:: Your assignment ::
Please retype every record exactly as it appears, omitting the pictures.

:: Records shown ::
____
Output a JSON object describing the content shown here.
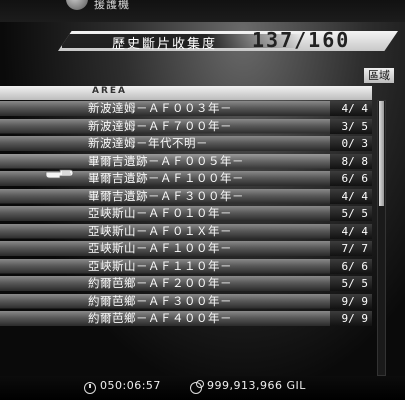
{
  "top_partial_text": "援護機",
  "collection": {
    "label": "歷史斷片收集度",
    "value": "137/160"
  },
  "sort_label": "區域",
  "list_header": "AREA",
  "selected_index": 3,
  "rows": [
    {
      "name": "新波達姆－ＡＦ００３年－",
      "count": "4/ 4"
    },
    {
      "name": "新波達姆－ＡＦ７００年－",
      "count": "3/ 5"
    },
    {
      "name": "新波達姆－年代不明－",
      "count": "0/ 3"
    },
    {
      "name": "畢爾吉遺跡－ＡＦ００５年－",
      "count": "8/ 8"
    },
    {
      "name": "畢爾吉遺跡－ＡＦ１００年－",
      "count": "6/ 6"
    },
    {
      "name": "畢爾吉遺跡－ＡＦ３００年－",
      "count": "4/ 4"
    },
    {
      "name": "亞峽斯山－ＡＦ０１０年－",
      "count": "5/ 5"
    },
    {
      "name": "亞峽斯山－ＡＦ０１Ｘ年－",
      "count": "4/ 4"
    },
    {
      "name": "亞峽斯山－ＡＦ１００年－",
      "count": "7/ 7"
    },
    {
      "name": "亞峽斯山－ＡＦ１１０年－",
      "count": "6/ 6"
    },
    {
      "name": "約爾芭鄉－ＡＦ２００年－",
      "count": "5/ 5"
    },
    {
      "name": "約爾芭鄉－ＡＦ３００年－",
      "count": "9/ 9"
    },
    {
      "name": "約爾芭鄉－ＡＦ４００年－",
      "count": "9/ 9"
    }
  ],
  "footer": {
    "playtime": "050:06:57",
    "gil": "999,913,966 GIL"
  },
  "colors": {
    "row_dark": "#2a2a2a",
    "row_light": "#8a8a8a",
    "accent_white": "#f2f2f2"
  }
}
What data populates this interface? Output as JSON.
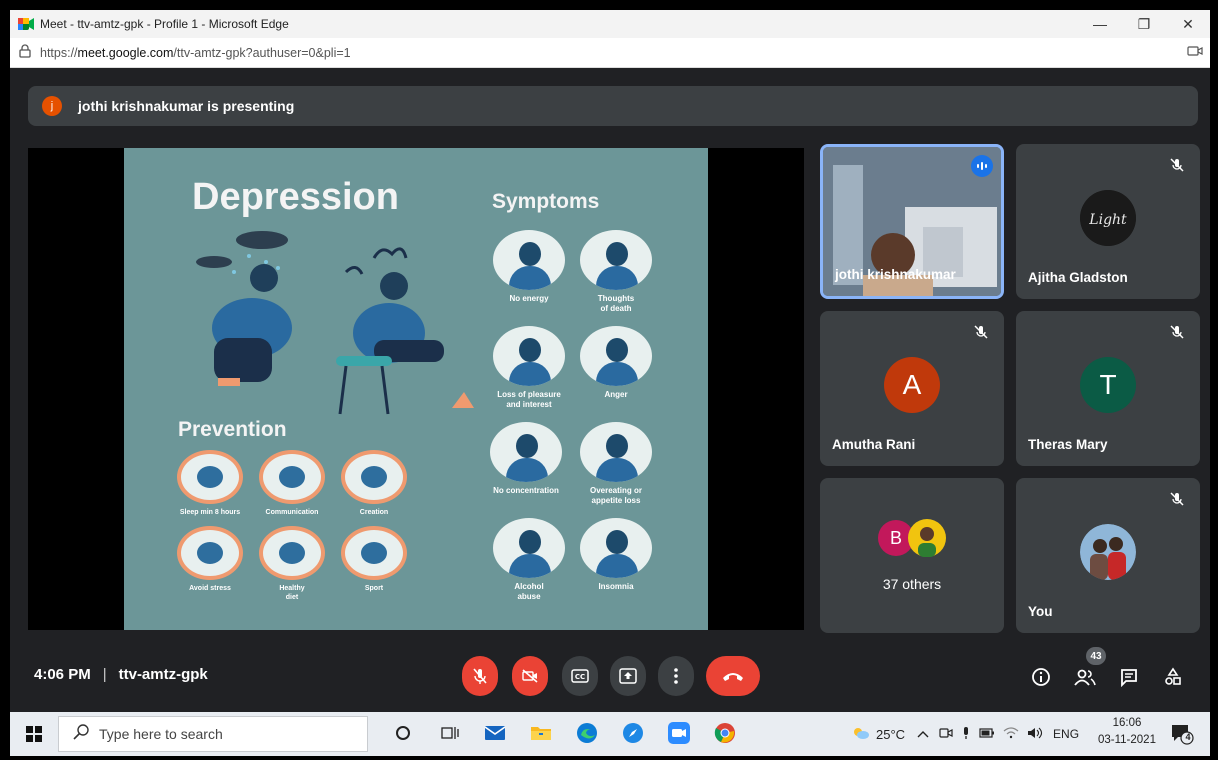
{
  "browser": {
    "title": "Meet - ttv-amtz-gpk - Profile 1 - Microsoft Edge",
    "url_prefix": "https://",
    "url_host": "meet.google.com",
    "url_path": "/ttv-amtz-gpk?authuser=0&pli=1"
  },
  "presenting": {
    "avatar_letter": "j",
    "text": "jothi krishnakumar is presenting"
  },
  "slide": {
    "title": "Depression",
    "symptoms_heading": "Symptoms",
    "prevention_heading": "Prevention",
    "symptoms": [
      {
        "line1": "No energy",
        "line2": ""
      },
      {
        "line1": "Thoughts",
        "line2": "of death"
      },
      {
        "line1": "Loss of pleasure",
        "line2": "and interest"
      },
      {
        "line1": "Anger",
        "line2": ""
      },
      {
        "line1": "No concentration",
        "line2": ""
      },
      {
        "line1": "Overeating or",
        "line2": "appetite loss"
      },
      {
        "line1": "Alcohol",
        "line2": "abuse"
      },
      {
        "line1": "Insomnia",
        "line2": ""
      }
    ],
    "prevention": [
      {
        "line1": "Sleep min 8 hours",
        "line2": ""
      },
      {
        "line1": "Communication",
        "line2": ""
      },
      {
        "line1": "Creation",
        "line2": ""
      },
      {
        "line1": "Avoid stress",
        "line2": ""
      },
      {
        "line1": "Healthy",
        "line2": "diet"
      },
      {
        "line1": "Sport",
        "line2": ""
      }
    ]
  },
  "participants": {
    "presenter": {
      "name": "jothi krishnakumar"
    },
    "ajitha": {
      "name": "Ajitha Gladston"
    },
    "amutha": {
      "name": "Amutha Rani",
      "initial": "A",
      "color": "#c0390b"
    },
    "theras": {
      "name": "Theras Mary",
      "initial": "T",
      "color": "#0b5b45"
    },
    "others": {
      "label": "37 others",
      "initial": "B",
      "color": "#c2185b"
    },
    "you": {
      "name": "You"
    }
  },
  "meeting": {
    "time": "4:06 PM",
    "separator": "|",
    "code": "ttv-amtz-gpk",
    "participant_count": "43"
  },
  "taskbar": {
    "search_placeholder": "Type here to search",
    "temperature": "25°C",
    "language": "ENG",
    "time": "16:06",
    "date": "03-11-2021",
    "notification_count": "4"
  },
  "colors": {
    "meet_bg": "#202124",
    "tile_bg": "#3c4043",
    "red": "#ea4335",
    "slide_bg": "#6c9698"
  }
}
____
:: Answer box ::
Output a JSON object describing the content shown here.
{
  "top_partial_text": "援護機",
  "collection": {
    "label": "歷史斷片收集度",
    "value": "137/160"
  },
  "sort_label": "區域",
  "list_header": "AREA",
  "selected_index": 3,
  "rows": [
    {
      "name": "新波達姆－ＡＦ００３年－",
      "count": "4/ 4"
    },
    {
      "name": "新波達姆－ＡＦ７００年－",
      "count": "3/ 5"
    },
    {
      "name": "新波達姆－年代不明－",
      "count": "0/ 3"
    },
    {
      "name": "畢爾吉遺跡－ＡＦ００５年－",
      "count": "8/ 8"
    },
    {
      "name": "畢爾吉遺跡－ＡＦ１００年－",
      "count": "6/ 6"
    },
    {
      "name": "畢爾吉遺跡－ＡＦ３００年－",
      "count": "4/ 4"
    },
    {
      "name": "亞峽斯山－ＡＦ０１０年－",
      "count": "5/ 5"
    },
    {
      "name": "亞峽斯山－ＡＦ０１Ｘ年－",
      "count": "4/ 4"
    },
    {
      "name": "亞峽斯山－ＡＦ１００年－",
      "count": "7/ 7"
    },
    {
      "name": "亞峽斯山－ＡＦ１１０年－",
      "count": "6/ 6"
    },
    {
      "name": "約爾芭鄉－ＡＦ２００年－",
      "count": "5/ 5"
    },
    {
      "name": "約爾芭鄉－ＡＦ３００年－",
      "count": "9/ 9"
    },
    {
      "name": "約爾芭鄉－ＡＦ４００年－",
      "count": "9/ 9"
    }
  ],
  "footer": {
    "playtime": "050:06:57",
    "gil": "999,913,966 GIL"
  },
  "colors": {
    "row_dark": "#2a2a2a",
    "row_light": "#8a8a8a",
    "accent_white": "#f2f2f2"
  }
}
What data populates this interface? Output as JSON.
{
  "browser": {
    "title": "Meet - ttv-amtz-gpk - Profile 1 - Microsoft Edge",
    "url_prefix": "https://",
    "url_host": "meet.google.com",
    "url_path": "/ttv-amtz-gpk?authuser=0&pli=1"
  },
  "presenting": {
    "avatar_letter": "j",
    "text": "jothi krishnakumar is presenting"
  },
  "slide": {
    "title": "Depression",
    "symptoms_heading": "Symptoms",
    "prevention_heading": "Prevention",
    "symptoms": [
      {
        "line1": "No energy",
        "line2": ""
      },
      {
        "line1": "Thoughts",
        "line2": "of death"
      },
      {
        "line1": "Loss of pleasure",
        "line2": "and interest"
      },
      {
        "line1": "Anger",
        "line2": ""
      },
      {
        "line1": "No concentration",
        "line2": ""
      },
      {
        "line1": "Overeating or",
        "line2": "appetite loss"
      },
      {
        "line1": "Alcohol",
        "line2": "abuse"
      },
      {
        "line1": "Insomnia",
        "line2": ""
      }
    ],
    "prevention": [
      {
        "line1": "Sleep min 8 hours",
        "line2": ""
      },
      {
        "line1": "Communication",
        "line2": ""
      },
      {
        "line1": "Creation",
        "line2": ""
      },
      {
        "line1": "Avoid stress",
        "line2": ""
      },
      {
        "line1": "Healthy",
        "line2": "diet"
      },
      {
        "line1": "Sport",
        "line2": ""
      }
    ]
  },
  "participants": {
    "presenter": {
      "name": "jothi krishnakumar"
    },
    "ajitha": {
      "name": "Ajitha Gladston"
    },
    "amutha": {
      "name": "Amutha Rani",
      "initial": "A",
      "color": "#c0390b"
    },
    "theras": {
      "name": "Theras Mary",
      "initial": "T",
      "color": "#0b5b45"
    },
    "others": {
      "label": "37 others",
      "initial": "B",
      "color": "#c2185b"
    },
    "you": {
      "name": "You"
    }
  },
  "meeting": {
    "time": "4:06 PM",
    "separator": "|",
    "code": "ttv-amtz-gpk",
    "participant_count": "43"
  },
  "taskbar": {
    "search_placeholder": "Type here to search",
    "temperature": "25°C",
    "language": "ENG",
    "time": "16:06",
    "date": "03-11-2021",
    "notification_count": "4"
  },
  "colors": {
    "meet_bg": "#202124",
    "tile_bg": "#3c4043",
    "red": "#ea4335",
    "slide_bg": "#6c9698"
  }
}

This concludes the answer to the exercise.